By Jack Martin, Staff Report
PULASKI — Development of a localized economy was the theme of Wednesday's meeting of the Pulaski Economic Development Board.
Using gleanings from the recent "Creating a New Economy in Southwest Virginia" conference in Abingdon as a springboard, the board discussed home-grown ways of buffing up the town's economic physique.
Board member Jennifer White, who attended the meeting, introduced the concept of a place-based economy as a key to economic revitalization. White quoted Becky Anderson, founder of Handmade in America, Inc., a speaker the meeting, "We are rushing into a period in which any product or service that is not place-dependent, in other words, that can be produced or provided anywhere, will be provided everywhere."
White went on to explain that products or services that are not dependent upon providing experiences unique to a locality or region are prey for outsourcing.
According to White, technology such as broadband and its associated infrastructure are not enough for a community to be successful in today's economy.

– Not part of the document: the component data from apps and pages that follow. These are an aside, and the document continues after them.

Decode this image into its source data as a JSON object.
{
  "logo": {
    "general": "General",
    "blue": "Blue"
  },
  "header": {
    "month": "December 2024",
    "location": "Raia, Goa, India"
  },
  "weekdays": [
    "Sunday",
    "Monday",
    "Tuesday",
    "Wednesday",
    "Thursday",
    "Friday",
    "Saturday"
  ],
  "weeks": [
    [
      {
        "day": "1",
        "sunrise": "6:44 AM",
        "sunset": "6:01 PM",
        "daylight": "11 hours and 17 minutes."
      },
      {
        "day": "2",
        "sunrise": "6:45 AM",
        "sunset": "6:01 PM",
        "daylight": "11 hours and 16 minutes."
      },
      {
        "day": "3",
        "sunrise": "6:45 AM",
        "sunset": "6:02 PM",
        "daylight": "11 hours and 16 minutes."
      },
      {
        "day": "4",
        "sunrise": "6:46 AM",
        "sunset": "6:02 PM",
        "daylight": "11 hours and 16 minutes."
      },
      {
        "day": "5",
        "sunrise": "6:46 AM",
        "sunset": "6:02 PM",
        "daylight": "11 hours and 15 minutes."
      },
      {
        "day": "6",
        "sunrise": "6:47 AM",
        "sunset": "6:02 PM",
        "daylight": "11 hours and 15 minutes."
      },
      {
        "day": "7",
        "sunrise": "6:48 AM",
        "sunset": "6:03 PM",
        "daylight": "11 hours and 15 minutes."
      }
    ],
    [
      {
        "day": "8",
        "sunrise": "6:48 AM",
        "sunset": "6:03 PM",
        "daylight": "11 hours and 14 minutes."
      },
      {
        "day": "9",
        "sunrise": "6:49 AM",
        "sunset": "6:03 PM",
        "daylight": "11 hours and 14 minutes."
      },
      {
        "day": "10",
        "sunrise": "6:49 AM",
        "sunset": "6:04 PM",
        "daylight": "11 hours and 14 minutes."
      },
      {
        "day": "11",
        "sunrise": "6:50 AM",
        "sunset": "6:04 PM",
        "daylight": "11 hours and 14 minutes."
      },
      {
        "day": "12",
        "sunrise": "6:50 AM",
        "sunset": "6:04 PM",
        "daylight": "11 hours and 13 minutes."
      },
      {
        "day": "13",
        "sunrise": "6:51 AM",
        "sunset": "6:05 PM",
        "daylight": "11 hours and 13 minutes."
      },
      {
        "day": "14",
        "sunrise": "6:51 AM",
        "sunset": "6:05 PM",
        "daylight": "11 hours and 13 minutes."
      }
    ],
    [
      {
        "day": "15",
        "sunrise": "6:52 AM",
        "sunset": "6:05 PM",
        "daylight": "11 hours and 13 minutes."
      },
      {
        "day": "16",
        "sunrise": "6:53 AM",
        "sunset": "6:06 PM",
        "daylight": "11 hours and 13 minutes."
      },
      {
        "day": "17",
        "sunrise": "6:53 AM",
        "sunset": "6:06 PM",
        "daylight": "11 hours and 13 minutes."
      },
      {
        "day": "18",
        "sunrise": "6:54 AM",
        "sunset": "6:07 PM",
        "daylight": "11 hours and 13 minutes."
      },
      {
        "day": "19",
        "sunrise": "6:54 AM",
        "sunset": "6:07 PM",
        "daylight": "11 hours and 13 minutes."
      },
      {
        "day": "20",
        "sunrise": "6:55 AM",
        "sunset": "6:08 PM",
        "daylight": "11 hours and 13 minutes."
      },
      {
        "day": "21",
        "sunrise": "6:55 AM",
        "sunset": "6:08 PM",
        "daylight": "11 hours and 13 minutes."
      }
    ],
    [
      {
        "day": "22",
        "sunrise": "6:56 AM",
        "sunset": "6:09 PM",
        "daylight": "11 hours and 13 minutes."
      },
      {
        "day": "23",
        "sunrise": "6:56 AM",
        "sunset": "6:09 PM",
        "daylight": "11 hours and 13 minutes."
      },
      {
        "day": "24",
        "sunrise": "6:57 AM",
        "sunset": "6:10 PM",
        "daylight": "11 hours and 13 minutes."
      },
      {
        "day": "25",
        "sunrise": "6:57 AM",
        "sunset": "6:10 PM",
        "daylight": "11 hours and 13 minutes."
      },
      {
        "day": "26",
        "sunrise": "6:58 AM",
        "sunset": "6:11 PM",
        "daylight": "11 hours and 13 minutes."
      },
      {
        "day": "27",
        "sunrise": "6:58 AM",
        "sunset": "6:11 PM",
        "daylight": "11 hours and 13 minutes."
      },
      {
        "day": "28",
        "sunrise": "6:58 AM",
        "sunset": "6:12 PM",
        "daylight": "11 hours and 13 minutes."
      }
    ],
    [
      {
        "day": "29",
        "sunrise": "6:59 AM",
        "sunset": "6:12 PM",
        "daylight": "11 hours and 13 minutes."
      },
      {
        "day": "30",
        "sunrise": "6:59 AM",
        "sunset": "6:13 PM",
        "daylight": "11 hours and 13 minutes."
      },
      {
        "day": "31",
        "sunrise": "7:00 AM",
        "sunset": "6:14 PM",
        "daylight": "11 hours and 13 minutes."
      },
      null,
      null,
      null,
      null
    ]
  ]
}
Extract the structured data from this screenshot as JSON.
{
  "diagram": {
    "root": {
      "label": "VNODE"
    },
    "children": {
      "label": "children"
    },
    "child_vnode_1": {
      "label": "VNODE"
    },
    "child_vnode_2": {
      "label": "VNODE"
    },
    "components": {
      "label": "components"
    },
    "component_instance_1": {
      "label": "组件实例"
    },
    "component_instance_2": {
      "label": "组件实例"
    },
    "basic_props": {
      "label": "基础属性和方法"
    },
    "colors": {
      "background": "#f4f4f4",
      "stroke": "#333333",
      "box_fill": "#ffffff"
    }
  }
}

She emphasized the need for communities to draw upon their own uniqueness to develop and sustain economic growth and stability.
A primary strategy for development of a place-based economy, White said, was the recognition of local artisans and the marketing of their products.
If I'm understanding the message from this conference correctly, it can be summarized this way:
We here in Southwest Virginia cannot compete for the global marketplace. We need no longer try. For that reason, we must pattern our economy after that of the Navajo out in the Sonora Desert. We all need to learn to weave baskets and sit by the side of the road in native costume (Confederate homespun?) and hope that a tourist drives by and hands us a couple of bucks for our work. We'll charge another dollar for a photo. And if we can all learn to sing and play the banjo, well, all the better.
That, you see, is our destiny. So sayeth our best and brightest.
Why don't we hang a sign over every high school and community college entrance in Wise and Bristol and Salem and Floyd and Clintwood and Bluefield and Galax:
ABANDON HOPE, ALL YE WHO ENTER HEREThat, to be sure, is the message. Along with this one aimed at our young men and women:
THE BUS OUT-O-HERE LEAVES AT 10To think, 400 people attended this conference - the headline speaker at which was Governor Kaine - and came away with such a hopeless plan. If these are our civic leaders, we do in fact have reason to feel our future is bleak.